### WHAT TO WORK ON
Each record has to be repeated exactly as given.

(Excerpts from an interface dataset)
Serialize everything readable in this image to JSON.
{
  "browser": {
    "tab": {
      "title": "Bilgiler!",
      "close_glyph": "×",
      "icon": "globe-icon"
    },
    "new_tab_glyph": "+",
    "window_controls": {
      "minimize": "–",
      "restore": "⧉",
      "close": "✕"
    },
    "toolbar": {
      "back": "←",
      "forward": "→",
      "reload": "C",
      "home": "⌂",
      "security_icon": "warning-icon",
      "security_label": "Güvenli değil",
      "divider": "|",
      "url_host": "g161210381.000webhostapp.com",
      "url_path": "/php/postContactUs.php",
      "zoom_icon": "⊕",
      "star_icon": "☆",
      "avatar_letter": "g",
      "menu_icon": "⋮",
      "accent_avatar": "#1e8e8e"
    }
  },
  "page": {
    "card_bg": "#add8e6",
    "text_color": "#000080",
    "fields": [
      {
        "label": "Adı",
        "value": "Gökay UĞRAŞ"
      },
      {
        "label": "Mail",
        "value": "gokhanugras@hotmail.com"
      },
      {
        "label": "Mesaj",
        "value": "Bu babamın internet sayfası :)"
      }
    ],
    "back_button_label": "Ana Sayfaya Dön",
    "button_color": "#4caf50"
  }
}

### PROBLEM SOLUTION
Serialize everything readable in this image to JSON.
{
  "browser": {
    "tab": {
      "title": "Bilgiler!",
      "close_glyph": "×",
      "icon": "globe-icon"
    },
    "new_tab_glyph": "+",
    "window_controls": {
      "minimize": "–",
      "restore": "⧉",
      "close": "✕"
    },
    "toolbar": {
      "back": "←",
      "forward": "→",
      "reload": "C",
      "home": "⌂",
      "security_icon": "warning-icon",
      "security_label": "Güvenli değil",
      "divider": "|",
      "url_host": "g161210381.000webhostapp.com",
      "url_path": "/php/postContactUs.php",
      "zoom_icon": "⊕",
      "star_icon": "☆",
      "avatar_letter": "g",
      "menu_icon": "⋮",
      "accent_avatar": "#1e8e8e"
    }
  },
  "page": {
    "card_bg": "#add8e6",
    "text_color": "#000080",
    "fields": [
      {
        "label": "Adı",
        "value": "Gökay UĞRAŞ"
      },
      {
        "label": "Mail",
        "value": "gokhanugras@hotmail.com"
      },
      {
        "label": "Mesaj",
        "value": "Bu babamın internet sayfası :)"
      }
    ],
    "back_button_label": "Ana Sayfaya Dön",
    "button_color": "#4caf50"
  }
}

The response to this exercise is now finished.